The introduction sets out the chronological and geographical frame as well as the main issues in the study of the ancient Greek economy. It is targeted at a readership with no prior knowledge of the ancient economy and emphasises the importance of understanding economic structures, economic change, and the causes for change. As research on the ancient economy is dependent on theoretical assumptions about the nature and causation of economic change, a special section of the Companion is devoted to the discussion of the most important theoretical approaches to the ancient Greek economy. Other sections treat key themes of the ancient Greek economy, such as taxation, money, markets and labour regimes, as well as network approaches that are currently at the centre of research on ancient economies. A chronologically narrow but geographically wide perspective is taken on the Greek economy, including the Hellenistic economies in Egypt and the Near East but excluding Greek economies in the western Mediterranean and those in the eastern Mediterranean that continued to be dominated by Greek language and culture and therefore still might be termed Greek under the Roman Empire.
Over the last twenty years, New Institutional Economics (NIE) has been a highly influential model in the study of the Greek and Roman economy. Although both its assumptions and methods are controversial, NIE approaches have changed the agenda of ancient economic history. The overall goal of neo-institutional economic history is to explain economic development, and notably growth, in line with a much-quoted phrase by the Nobel-prize winning economist Douglass North, that it is the task of economic history to explain the structure and performance of economies through time. NIE approaches and methods have therefore stimulated quite specific research directions in ancient economic history. This chapter suggests that NIE offers a fruitful conceptual matrix for asking new questions – with or without the answers necessarily staying within the NIE model. By contrast, the aim of the NIE method to predict and quantify outcomes, and the broader implications of the approach, are far more difficult to accept and defend.
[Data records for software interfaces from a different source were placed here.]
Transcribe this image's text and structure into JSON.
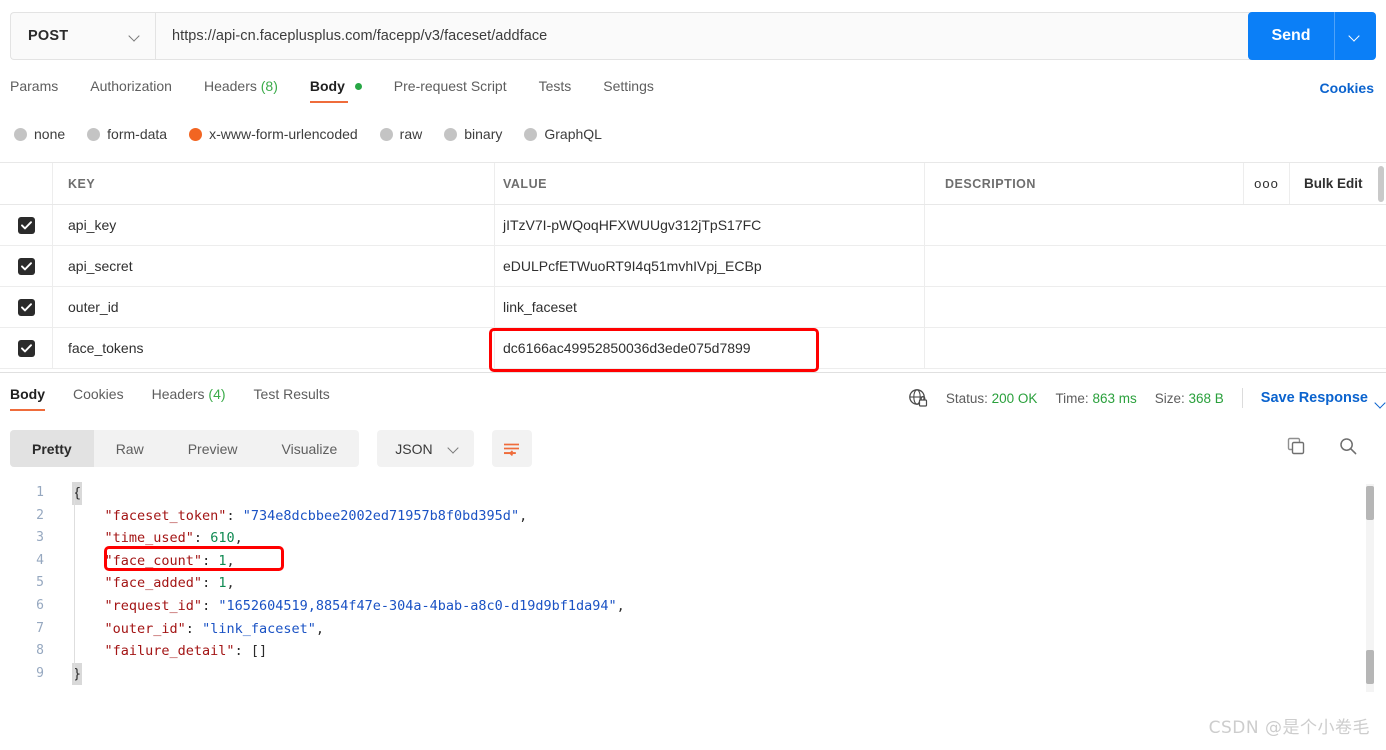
{
  "request": {
    "method": "POST",
    "url": "https://api-cn.faceplusplus.com/facepp/v3/faceset/addface",
    "send_label": "Send",
    "cookies_label": "Cookies",
    "tabs": [
      {
        "label": "Params",
        "active": false
      },
      {
        "label": "Authorization",
        "active": false
      },
      {
        "label": "Headers",
        "count": "(8)",
        "active": false
      },
      {
        "label": "Body",
        "active": true,
        "dot": true
      },
      {
        "label": "Pre-request Script",
        "active": false
      },
      {
        "label": "Tests",
        "active": false
      },
      {
        "label": "Settings",
        "active": false
      }
    ],
    "body_types": [
      {
        "label": "none",
        "selected": false
      },
      {
        "label": "form-data",
        "selected": false
      },
      {
        "label": "x-www-form-urlencoded",
        "selected": true
      },
      {
        "label": "raw",
        "selected": false
      },
      {
        "label": "binary",
        "selected": false
      },
      {
        "label": "GraphQL",
        "selected": false
      }
    ],
    "table": {
      "headers": {
        "key": "KEY",
        "value": "VALUE",
        "description": "DESCRIPTION",
        "bulk_edit": "Bulk Edit"
      },
      "rows": [
        {
          "checked": true,
          "key": "api_key",
          "value": "jITzV7I-pWQoqHFXWUUgv312jTpS17FC",
          "description": ""
        },
        {
          "checked": true,
          "key": "api_secret",
          "value": "eDULPcfETWuoRT9I4q51mvhIVpj_ECBp",
          "description": ""
        },
        {
          "checked": true,
          "key": "outer_id",
          "value": "link_faceset",
          "description": ""
        },
        {
          "checked": true,
          "key": "face_tokens",
          "value": "dc6166ac49952850036d3ede075d7899",
          "description": ""
        }
      ]
    }
  },
  "response": {
    "tabs": [
      {
        "label": "Body",
        "active": true
      },
      {
        "label": "Cookies",
        "active": false
      },
      {
        "label": "Headers",
        "count": "(4)",
        "active": false
      },
      {
        "label": "Test Results",
        "active": false
      }
    ],
    "status_label": "Status:",
    "status_value": "200 OK",
    "time_label": "Time:",
    "time_value": "863 ms",
    "size_label": "Size:",
    "size_value": "368 B",
    "save_response": "Save Response",
    "view_modes": [
      {
        "label": "Pretty",
        "active": true
      },
      {
        "label": "Raw",
        "active": false
      },
      {
        "label": "Preview",
        "active": false
      },
      {
        "label": "Visualize",
        "active": false
      }
    ],
    "format": "JSON",
    "json": {
      "faceset_token": "734e8dcbbee2002ed71957b8f0bd395d",
      "time_used": "610",
      "face_count": "1",
      "face_added": "1",
      "request_id": "1652604519,8854f47e-304a-4bab-a8c0-d19d9bf1da94",
      "outer_id": "link_faceset",
      "failure_detail": "[]"
    },
    "line_numbers": [
      "1",
      "2",
      "3",
      "4",
      "5",
      "6",
      "7",
      "8",
      "9"
    ]
  },
  "watermark": "CSDN @是个小卷毛",
  "colors": {
    "accent_orange": "#ef6c3b",
    "radio_orange": "#f26522",
    "send_blue": "#0b7ff7",
    "link_blue": "#0b63ce",
    "status_green": "#2aa03c",
    "annotation_red": "#ff0000"
  }
}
Particularly problematic is its commitment to certain kinds of growth as the desirable outcome of economic development, together with the assumption of the universal benefits of that growth, with its end point and golden standard explicitly or implicitly based on successful economies of the modern West.
This is the most comprehensive introduction to the ancient Greek economy available in English. A team of specialists provides in non-technical language cutting edge accounts of a wide range of key themes in economic history, explaining how ancient Greek economies functioned and changed, and why they were stable and successful over long periods of time. Through its wide geographical perspective, reaching from the Aegean and the Black Sea to the Near East and Egypt under Greek rule, it reflects on how economic behaviour and institutions were formed and transformed under different political, ecological and social circumstances, and how they interacted and communicated over large distances. With chapters on climate and the environment, market development, inequality and growth, it encourages comparison with other periods of time and cultures, thus being of interest not just to ancient historians but also to readers concerned with economic cultures and global economic issues.